All this word-blending is making me Karimblue
In the world of entertainment, one is used to the fusing of words better to explain new phenomena. How else could you sum up the joining of two major Hollywood actors such as Brad Pitt and Angelina Jolie to create one powerhouse couple other than through the term “Brangelina”?
Yes, portmanteaus are an accepted form of expression and should be welcomed. Tabard, for one, likes explaining to companions the enjoyment of a ‘mockumentary’, being blown away by Chimerica at the theatre last year and having brushed up one’s dancing skills by taking Bollywood classes in the past.
However, Tabard does feel the basic requirement for all these new dictionary entrants is that the combination has been firmly established first. Otherwise you are talking nonsense.

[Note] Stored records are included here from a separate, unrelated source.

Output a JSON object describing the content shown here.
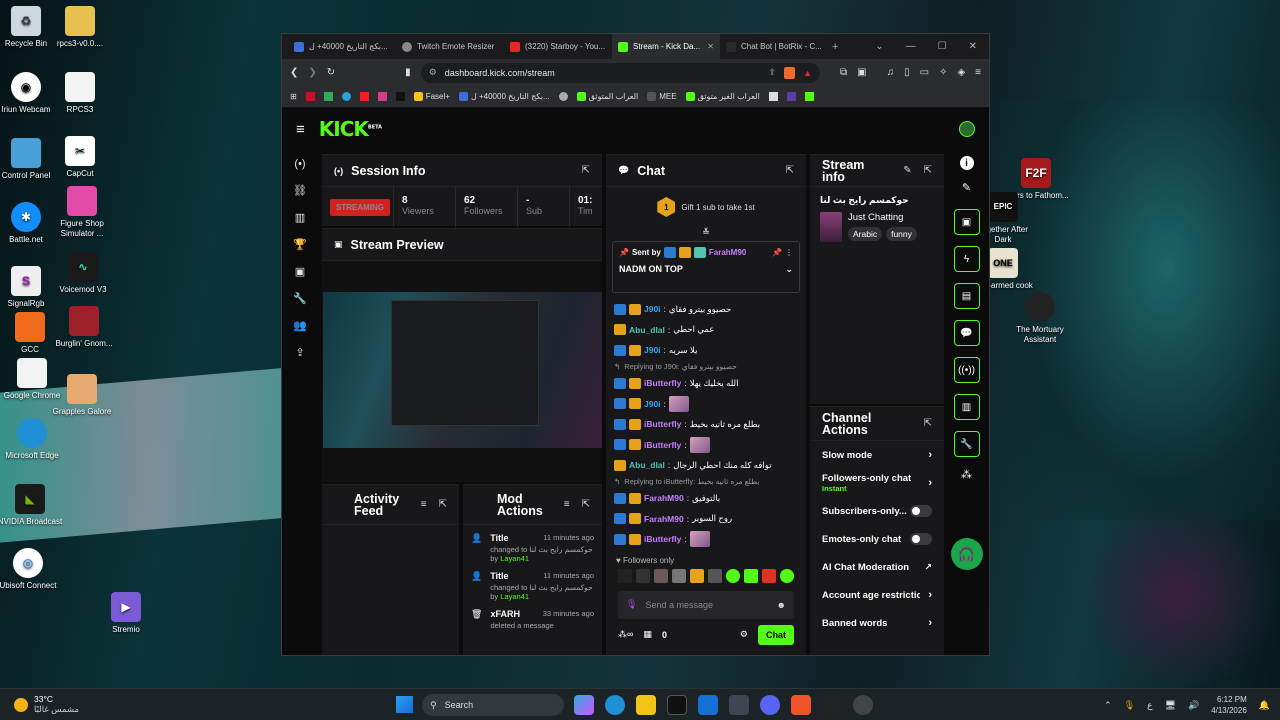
{
  "desktop": {
    "left_icons": [
      {
        "label": "Recycle Bin",
        "icon": "recycle-bin-icon"
      },
      {
        "label": "rpcs3-v0.0....",
        "icon": "folder-icon"
      },
      {
        "label": "Iriun Webcam",
        "icon": "webcam-icon"
      },
      {
        "label": "RPCS3",
        "icon": "file-icon"
      },
      {
        "label": "Control Panel",
        "icon": "control-panel-icon"
      },
      {
        "label": "CapCut",
        "icon": "capcut-icon"
      },
      {
        "label": "Battle.net",
        "icon": "battlenet-icon"
      },
      {
        "label": "Figure Shop Simulator ...",
        "icon": "figure-shop-icon"
      },
      {
        "label": "SignalRgb",
        "icon": "signalrgb-icon"
      },
      {
        "label": "Voicemod V3",
        "icon": "voicemod-icon"
      },
      {
        "label": "GCC",
        "icon": "gcc-icon"
      },
      {
        "label": "Burglin' Gnom...",
        "icon": "burglin-gnomes-icon"
      },
      {
        "label": "Google Chrome",
        "icon": "chrome-icon"
      },
      {
        "label": "Grapples Galore",
        "icon": "grapples-galore-icon"
      },
      {
        "label": "Microsoft Edge",
        "icon": "edge-icon"
      },
      {
        "label": "NVIDIA Broadcast",
        "icon": "nvidia-broadcast-icon"
      },
      {
        "label": "Ubisoft Connect",
        "icon": "ubisoft-icon"
      },
      {
        "label": "Stremio",
        "icon": "stremio-icon"
      }
    ],
    "right_icons": [
      {
        "label": "Fears to Fathom...",
        "icon": "f2f-icon"
      },
      {
        "label": "Together After Dark",
        "icon": "epic-games-icon"
      },
      {
        "label": "One-armed cook",
        "icon": "one-armed-cook-icon"
      },
      {
        "label": "The Mortuary Assistant",
        "icon": "mortuary-assistant-icon"
      }
    ]
  },
  "browser": {
    "tabs": [
      {
        "label": "بكج التاريخ 40000+ ل...",
        "active": false
      },
      {
        "label": "Twitch Emote Resizer",
        "active": false
      },
      {
        "label": "(3220) Starboy - You...",
        "active": false
      },
      {
        "label": "Stream - Kick Da...",
        "active": true
      },
      {
        "label": "Chat Bot | BotRix - C...",
        "active": false
      }
    ],
    "url": "dashboard.kick.com/stream",
    "bookmarks": [
      {
        "label": "Fasel+"
      },
      {
        "label": "بكج التاريخ 40000+ ل..."
      },
      {
        "label": "العراب المتوثق"
      },
      {
        "label": "MEE"
      },
      {
        "label": "العراب الغير متوثق"
      }
    ]
  },
  "kick": {
    "logo": "KICK",
    "logo_tag": "BETA",
    "session_info": {
      "title": "Session Info",
      "streaming_label": "STREAMING",
      "stats": [
        {
          "value": "8",
          "label": "Viewers"
        },
        {
          "value": "62",
          "label": "Followers"
        },
        {
          "value": "-",
          "label": "Sub"
        },
        {
          "value": "01:",
          "label": "Tim"
        }
      ]
    },
    "stream_preview": {
      "title": "Stream Preview"
    },
    "activity_feed": {
      "title": "Activity Feed"
    },
    "mod_actions": {
      "title": "Mod Actions",
      "entries": [
        {
          "title": "Title",
          "time": "11 minutes ago",
          "detail": "changed to حوكمسم رايح بث لنا",
          "by_label": "by",
          "by": "Layan41"
        },
        {
          "title": "Title",
          "time": "11 minutes ago",
          "detail": "changed to حوكمسم رايح بث لنا",
          "by_label": "by",
          "by": "Layan41"
        },
        {
          "title": "xFARH",
          "time": "33 minutes ago",
          "detail": "deleted a message",
          "by_label": "",
          "by": ""
        }
      ]
    },
    "chat": {
      "title": "Chat",
      "gift_text": "Gift 1 sub to take 1st",
      "gift_count": "1",
      "pinned": {
        "sent_by_label": "Sent by",
        "user": "FarahM90",
        "text": "NADM ON TOP"
      },
      "messages": [
        {
          "type": "msg",
          "user": "J90i",
          "color": "#3ba4f5",
          "text": "حصيوو بيترو فقاي"
        },
        {
          "type": "msg",
          "user": "Abu_dlal",
          "color": "#53c4b0",
          "text": "عمي احطي"
        },
        {
          "type": "msg",
          "user": "J90i",
          "color": "#3ba4f5",
          "text": "يلا سريه"
        },
        {
          "type": "reply",
          "text": "Replying to J90i: حصيوو بيترو فقاي"
        },
        {
          "type": "msg",
          "user": "iButterfly",
          "color": "#c77dff",
          "text": "الله يخليك يهلا"
        },
        {
          "type": "emote",
          "user": "J90i",
          "color": "#3ba4f5",
          "text": ""
        },
        {
          "type": "msg",
          "user": "iButterfly",
          "color": "#c77dff",
          "text": "بطلع مره ثانيه بخيط"
        },
        {
          "type": "emote",
          "user": "iButterfly",
          "color": "#c77dff",
          "text": ""
        },
        {
          "type": "msg",
          "user": "Abu_dlal",
          "color": "#53c4b0",
          "text": "توافه كله منك احطي الرجال"
        },
        {
          "type": "reply",
          "text": "Replying to iButterfly: بطلع مره ثانيه بخيط"
        },
        {
          "type": "msg",
          "user": "FarahM90",
          "color": "#c77dff",
          "text": "بالتوفيق"
        },
        {
          "type": "msg",
          "user": "FarahM90",
          "color": "#c77dff",
          "text": "روح السوبر"
        },
        {
          "type": "emote",
          "user": "iButterfly",
          "color": "#c77dff",
          "text": ""
        }
      ],
      "followers_only": "Followers only",
      "input_placeholder": "Send a message",
      "viewer_count": "0",
      "send_label": "Chat"
    },
    "stream_info": {
      "title": "Stream info",
      "stream_title": "حوكمسم رايح بث لنا",
      "category": "Just Chatting",
      "tags": [
        "Arabic",
        "funny"
      ]
    },
    "channel_actions": {
      "title": "Channel Actions",
      "items": [
        {
          "label": "Slow mode",
          "sub": "",
          "control": "chevron"
        },
        {
          "label": "Followers-only chat",
          "sub": "Instant",
          "control": "chevron"
        },
        {
          "label": "Subscribers-only...",
          "sub": "",
          "control": "toggle"
        },
        {
          "label": "Emotes-only chat",
          "sub": "",
          "control": "toggle"
        },
        {
          "label": "AI Chat Moderation",
          "sub": "",
          "control": "external"
        },
        {
          "label": "Account age restrictio",
          "sub": "",
          "control": "chevron"
        },
        {
          "label": "Banned words",
          "sub": "",
          "control": "chevron"
        }
      ]
    }
  },
  "taskbar": {
    "weather_temp": "33°C",
    "weather_desc": "مشمس غالبًا",
    "search_label": "Search",
    "time": "6:12 PM",
    "date": "4/13/2026",
    "lang": "ع"
  },
  "colors": {
    "kick_green": "#53fc18",
    "streaming_red": "#d32121"
  }
}
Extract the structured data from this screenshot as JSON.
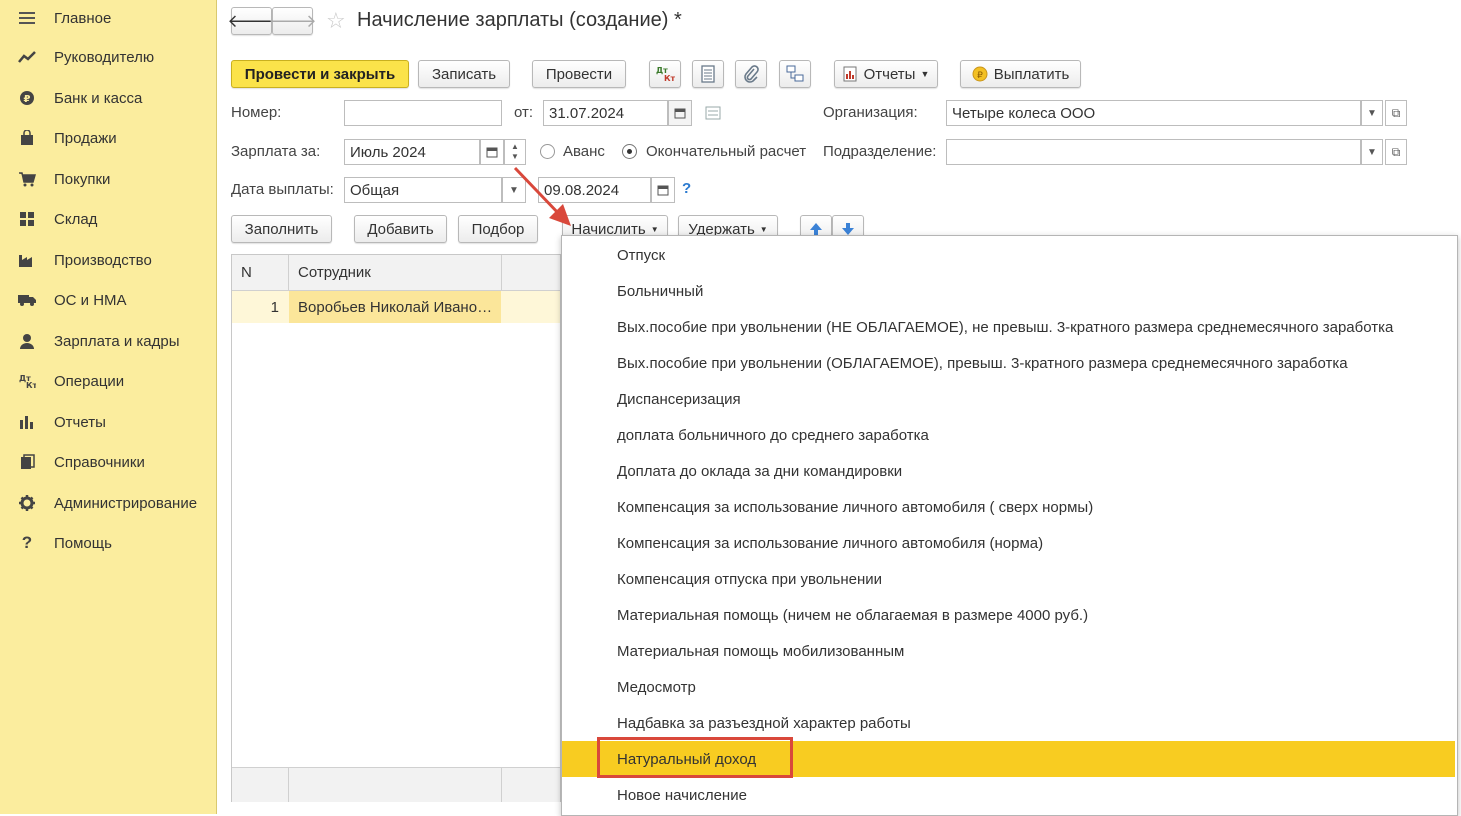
{
  "sidebar": {
    "items": [
      {
        "label": "Главное",
        "icon": "menu-icon"
      },
      {
        "label": "Руководителю",
        "icon": "trend-icon"
      },
      {
        "label": "Банк и касса",
        "icon": "coin-icon"
      },
      {
        "label": "Продажи",
        "icon": "bag-icon"
      },
      {
        "label": "Покупки",
        "icon": "cart-icon"
      },
      {
        "label": "Склад",
        "icon": "warehouse-icon"
      },
      {
        "label": "Производство",
        "icon": "factory-icon"
      },
      {
        "label": "ОС и НМА",
        "icon": "truck-icon"
      },
      {
        "label": "Зарплата и кадры",
        "icon": "person-icon"
      },
      {
        "label": "Операции",
        "icon": "dt-kt-icon"
      },
      {
        "label": "Отчеты",
        "icon": "bar-chart-icon"
      },
      {
        "label": "Справочники",
        "icon": "books-icon"
      },
      {
        "label": "Администрирование",
        "icon": "gear-icon"
      },
      {
        "label": "Помощь",
        "icon": "question-icon"
      }
    ]
  },
  "header": {
    "title": "Начисление зарплаты (создание) *"
  },
  "toolbar": {
    "post_close": "Провести и закрыть",
    "save": "Записать",
    "post": "Провести",
    "reports": "Отчеты",
    "pay": "Выплатить"
  },
  "form": {
    "number_label": "Номер:",
    "number_value": "",
    "from_label": "от:",
    "date_value": "31.07.2024",
    "org_label": "Организация:",
    "org_value": "Четыре колеса ООО",
    "salary_for_label": "Зарплата за:",
    "salary_for_value": "Июль 2024",
    "advance_label": "Аванс",
    "final_label": "Окончательный расчет",
    "subdivision_label": "Подразделение:",
    "subdivision_value": "",
    "pay_date_label": "Дата выплаты:",
    "pay_type_value": "Общая",
    "pay_date_value": "09.08.2024",
    "help": "?"
  },
  "table_toolbar": {
    "fill": "Заполнить",
    "add": "Добавить",
    "select": "Подбор",
    "accrue": "Начислить",
    "withhold": "Удержать"
  },
  "table": {
    "columns": [
      "N",
      "Сотрудник"
    ],
    "rows": [
      {
        "n": "1",
        "employee": "Воробьев Николай Ивано…"
      }
    ]
  },
  "menu": {
    "items": [
      "Отпуск",
      "Больничный",
      "Вых.пособие при увольнении (НЕ ОБЛАГАЕМОЕ), не превыш. 3-кратного размера среднемесячного заработка",
      "Вых.пособие при увольнении (ОБЛАГАЕМОЕ), превыш. 3-кратного размера среднемесячного заработка",
      "Диспансеризация",
      "доплата больничного до среднего заработка",
      "Доплата до оклада за дни командировки",
      "Компенсация за использование личного автомобиля ( сверх нормы)",
      "Компенсация за использование личного автомобиля (норма)",
      "Компенсация отпуска при увольнении",
      "Материальная помощь (ничем не облагаемая в размере 4000 руб.)",
      "Материальная помощь мобилизованным",
      "Медосмотр",
      "Надбавка за разъездной характер работы",
      "Натуральный доход",
      "Новое начисление"
    ],
    "highlighted_index": 14
  },
  "colors": {
    "sidebar_bg": "#fbed9e",
    "primary_button": "#fbe34a",
    "highlight": "#f8cc21",
    "annotation_red": "#d9483b"
  }
}
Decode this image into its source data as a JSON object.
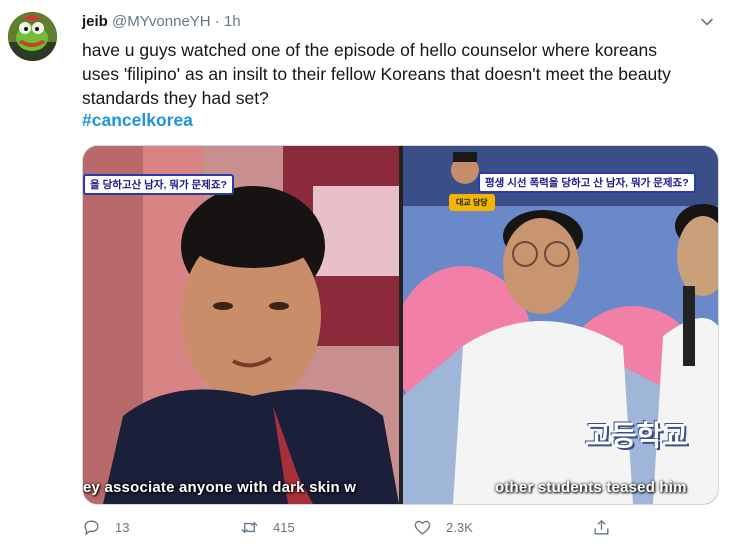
{
  "tweet": {
    "author_name": "jeib",
    "author_handle": "@MYvonneYH",
    "separator": "·",
    "time": "1h",
    "text_lines": [
      "have u guys watched one of the episode of hello counselor where koreans",
      "uses 'filipino' as an insilt to their fellow Koreans that doesn't meet the beauty",
      "standards they had set?"
    ],
    "hashtag": "#cancelkorea"
  },
  "media": {
    "left_banner": "을 당하고산 남자, 뭐가 문제죠?",
    "left_subtitle": "ey associate anyone with dark skin w",
    "right_banner": "평생 시선 폭력을 당하고 산 남자, 뭐가 문제죠?",
    "right_badge": "대교 담당",
    "right_big_caption": "고등학교",
    "right_subtitle": "other students teased him"
  },
  "actions": {
    "reply_count": "13",
    "retweet_count": "415",
    "like_count": "2.3K"
  },
  "colors": {
    "accent": "#1b95e0",
    "muted": "#657786",
    "text": "#14171a"
  }
}
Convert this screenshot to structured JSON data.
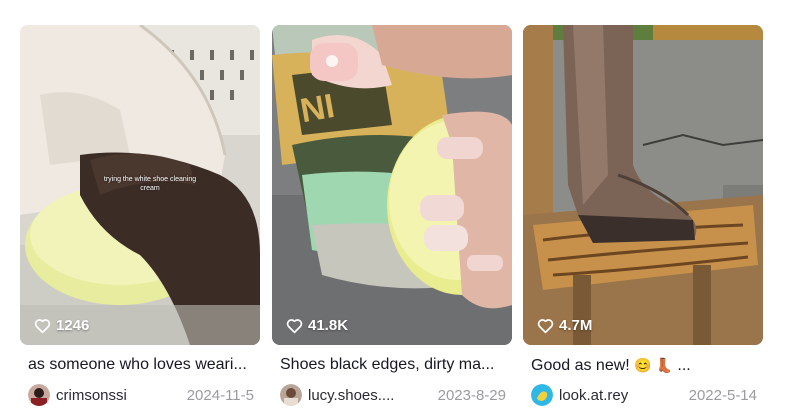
{
  "videos": [
    {
      "likes": "1246",
      "overlay_text": "trying the white shoe cleaning cream",
      "caption": "as someone who loves weari...",
      "username": "crimsonssi",
      "date": "2024-11-5"
    },
    {
      "likes": "41.8K",
      "caption": "Shoes black edges, dirty ma...",
      "username": "lucy.shoes....",
      "date": "2023-8-29"
    },
    {
      "likes": "4.7M",
      "caption": "Good as new!",
      "caption_emojis": "😊 👢",
      "caption_suffix": "...",
      "username": "look.at.rey",
      "date": "2022-5-14"
    }
  ],
  "icons": {
    "like": "heart-outline-icon"
  }
}
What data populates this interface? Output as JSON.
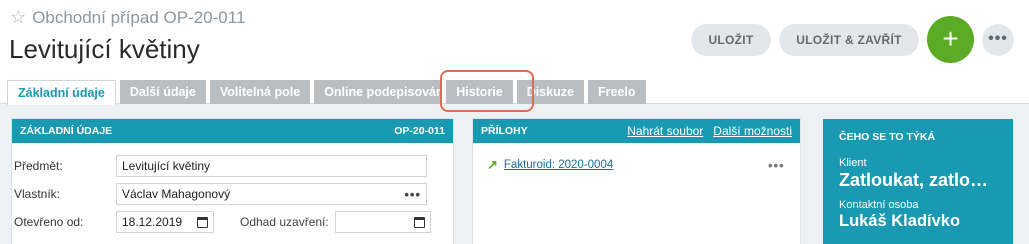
{
  "header": {
    "subtitle": "Obchodní případ  OP-20-011",
    "title": "Levitující květiny",
    "save_label": "ULOŽIT",
    "save_close_label": "ULOŽIT & ZAVŘÍT",
    "add_label": "+",
    "more_label": "•••"
  },
  "tabs": [
    {
      "label": "Základní údaje",
      "active": true
    },
    {
      "label": "Další údaje"
    },
    {
      "label": "Volitelná pole"
    },
    {
      "label": "Online podepisování"
    },
    {
      "label": "Historie"
    },
    {
      "label": "Diskuze"
    },
    {
      "label": "Freelo"
    }
  ],
  "basic": {
    "header_title": "ZÁKLADNÍ ÚDAJE",
    "header_code": "OP-20-011",
    "subject_label": "Předmět:",
    "subject_value": "Levitující květiny",
    "owner_label": "Vlastník:",
    "owner_value": "Václav Mahagonový",
    "opened_label": "Otevřeno od:",
    "opened_value": "18.12.2019",
    "estimate_label": "Odhad uzavření:",
    "estimate_value": ""
  },
  "attachments": {
    "header_title": "PŘÍLOHY",
    "upload_label": "Nahrát soubor",
    "more_options_label": "Další možnosti",
    "items": [
      {
        "label": "Fakturoid: 2020-0004"
      }
    ]
  },
  "side": {
    "title": "ČEHO SE TO TÝKÁ",
    "client_label": "Klient",
    "client_value": "Zatloukat, zatloukat",
    "contact_label": "Kontaktní osoba",
    "contact_value": "Lukáš Kladívko"
  },
  "colors": {
    "accent": "#1a9ab2",
    "add_button": "#5cab26",
    "highlight": "#e06b55"
  }
}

This conclusion was reached following an email about the imminent release of a new ‘broadgrass’ music album – which the PR proudly announced would mark the first time an artist has released this new genre.
What, say you, is this bizarre new style? It is, of course, the amalgamation between Broadway and bluegrass music.
And who is the artist behind this fusing of musical theatre with country? It is one from our own profession, dear readers. Ramin Karimloo – a regular West End and Broadway musical theatre performer, who has played Jean Valjean in Les Miserables and the eponymous Phantom of the Opera.
To get a feel for what’s in store on the album, take it from the man himself: “We kissed some bluegrass into our Broadway selections and breathed some theatre into my bluegrass/folk songs”.
Maybe don’t give up the day job just yet, Ramin.
We need your help…
When you subscribe to The Stage, you’re investing in our journalism. And our journalism is invested in supporting theatre and the performing arts.
The Stage is a family business, operated by the same family since we were founded in 1880. We do not receive government funding. We are not owned by a large corporation. Our editorial is not dictated by ticket sales.
We are fully independent, but this means we rely on revenue from readers to survive.
Help us continue to report on great work across the UK, champion new talent and keep up our investigative journalism that holds the powerful to account. Your subscription helps ensure our journalism can continue.